■ DATA FOR ANALYSIS:
^^^^^^^^

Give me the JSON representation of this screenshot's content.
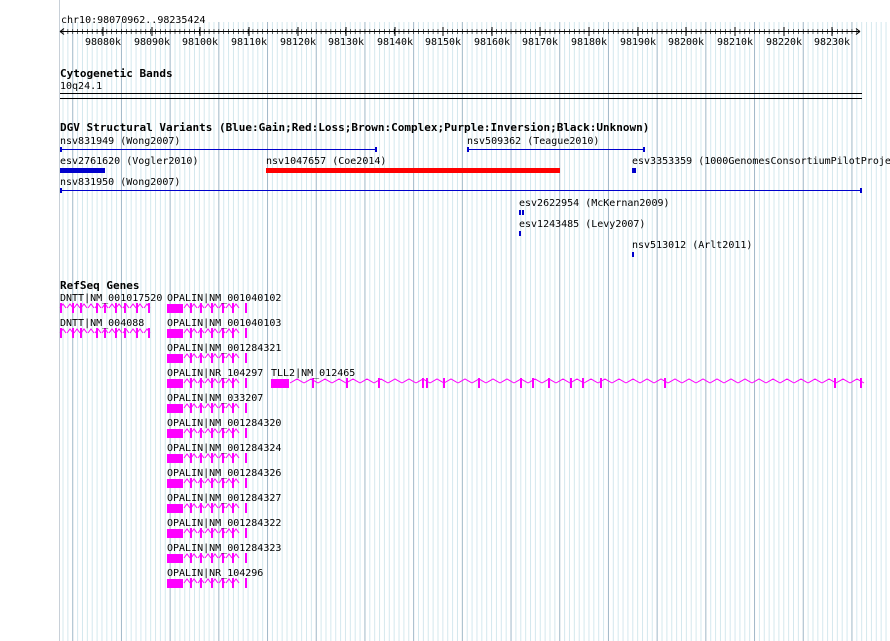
{
  "browser": {
    "location": "chr10:98070962..98235424",
    "ruler_ticks": [
      "98080k",
      "98090k",
      "98100k",
      "98110k",
      "98120k",
      "98130k",
      "98140k",
      "98150k",
      "98160k",
      "98170k",
      "98180k",
      "98190k",
      "98200k",
      "98210k",
      "98220k",
      "98230k"
    ]
  },
  "cytoband_track": {
    "title": "Cytogenetic Bands",
    "band": "10q24.1"
  },
  "dgv_track": {
    "title": "DGV Structural Variants (Blue:Gain;Red:Loss;Brown:Complex;Purple:Inversion;Black:Unknown)",
    "features": [
      {
        "label": "nsv831949 (Wong2007)",
        "color": "#0000cc",
        "style": "line"
      },
      {
        "label": "nsv509362 (Teague2010)",
        "color": "#0000cc",
        "style": "line"
      },
      {
        "label": "esv2761620 (Vogler2010)",
        "color": "#0000cc",
        "style": "bar"
      },
      {
        "label": "nsv1047657 (Coe2014)",
        "color": "#ff0000",
        "style": "bar"
      },
      {
        "label": "esv3353359 (1000GenomesConsortiumPilotProje",
        "color": "#0000cc",
        "style": "bar"
      },
      {
        "label": "nsv831950 (Wong2007)",
        "color": "#0000cc",
        "style": "line"
      },
      {
        "label": "esv2622954 (McKernan2009)",
        "color": "#0000cc",
        "style": "bar"
      },
      {
        "label": "esv1243485 (Levy2007)",
        "color": "#0000cc",
        "style": "bar"
      },
      {
        "label": "nsv513012 (Arlt2011)",
        "color": "#0000cc",
        "style": "bar"
      }
    ]
  },
  "refseq_track": {
    "title": "RefSeq Genes",
    "color": "#ff00ff",
    "genes": [
      {
        "label": "DNTT|NM_001017520"
      },
      {
        "label": "OPALIN|NM_001040102"
      },
      {
        "label": "DNTT|NM_004088"
      },
      {
        "label": "OPALIN|NM_001040103"
      },
      {
        "label": "OPALIN|NM_001284321"
      },
      {
        "label": "OPALIN|NR_104297"
      },
      {
        "label": "TLL2|NM_012465"
      },
      {
        "label": "OPALIN|NM_033207"
      },
      {
        "label": "OPALIN|NM_001284320"
      },
      {
        "label": "OPALIN|NM_001284324"
      },
      {
        "label": "OPALIN|NM_001284326"
      },
      {
        "label": "OPALIN|NM_001284327"
      },
      {
        "label": "OPALIN|NM_001284322"
      },
      {
        "label": "OPALIN|NM_001284323"
      },
      {
        "label": "OPALIN|NR_104296"
      }
    ]
  }
}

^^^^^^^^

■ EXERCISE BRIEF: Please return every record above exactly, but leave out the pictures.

■ TASK RESULT:
Give me the JSON representation of this screenshot's content.
{
  "browser": {
    "location": "chr10:98070962..98235424",
    "ruler_ticks": [
      "98080k",
      "98090k",
      "98100k",
      "98110k",
      "98120k",
      "98130k",
      "98140k",
      "98150k",
      "98160k",
      "98170k",
      "98180k",
      "98190k",
      "98200k",
      "98210k",
      "98220k",
      "98230k"
    ]
  },
  "cytoband_track": {
    "title": "Cytogenetic Bands",
    "band": "10q24.1"
  },
  "dgv_track": {
    "title": "DGV Structural Variants (Blue:Gain;Red:Loss;Brown:Complex;Purple:Inversion;Black:Unknown)",
    "features": [
      {
        "label": "nsv831949 (Wong2007)",
        "color": "#0000cc",
        "style": "line"
      },
      {
        "label": "nsv509362 (Teague2010)",
        "color": "#0000cc",
        "style": "line"
      },
      {
        "label": "esv2761620 (Vogler2010)",
        "color": "#0000cc",
        "style": "bar"
      },
      {
        "label": "nsv1047657 (Coe2014)",
        "color": "#ff0000",
        "style": "bar"
      },
      {
        "label": "esv3353359 (1000GenomesConsortiumPilotProje",
        "color": "#0000cc",
        "style": "bar"
      },
      {
        "label": "nsv831950 (Wong2007)",
        "color": "#0000cc",
        "style": "line"
      },
      {
        "label": "esv2622954 (McKernan2009)",
        "color": "#0000cc",
        "style": "bar"
      },
      {
        "label": "esv1243485 (Levy2007)",
        "color": "#0000cc",
        "style": "bar"
      },
      {
        "label": "nsv513012 (Arlt2011)",
        "color": "#0000cc",
        "style": "bar"
      }
    ]
  },
  "refseq_track": {
    "title": "RefSeq Genes",
    "color": "#ff00ff",
    "genes": [
      {
        "label": "DNTT|NM_001017520"
      },
      {
        "label": "OPALIN|NM_001040102"
      },
      {
        "label": "DNTT|NM_004088"
      },
      {
        "label": "OPALIN|NM_001040103"
      },
      {
        "label": "OPALIN|NM_001284321"
      },
      {
        "label": "OPALIN|NR_104297"
      },
      {
        "label": "TLL2|NM_012465"
      },
      {
        "label": "OPALIN|NM_033207"
      },
      {
        "label": "OPALIN|NM_001284320"
      },
      {
        "label": "OPALIN|NM_001284324"
      },
      {
        "label": "OPALIN|NM_001284326"
      },
      {
        "label": "OPALIN|NM_001284327"
      },
      {
        "label": "OPALIN|NM_001284322"
      },
      {
        "label": "OPALIN|NM_001284323"
      },
      {
        "label": "OPALIN|NR_104296"
      }
    ]
  }
}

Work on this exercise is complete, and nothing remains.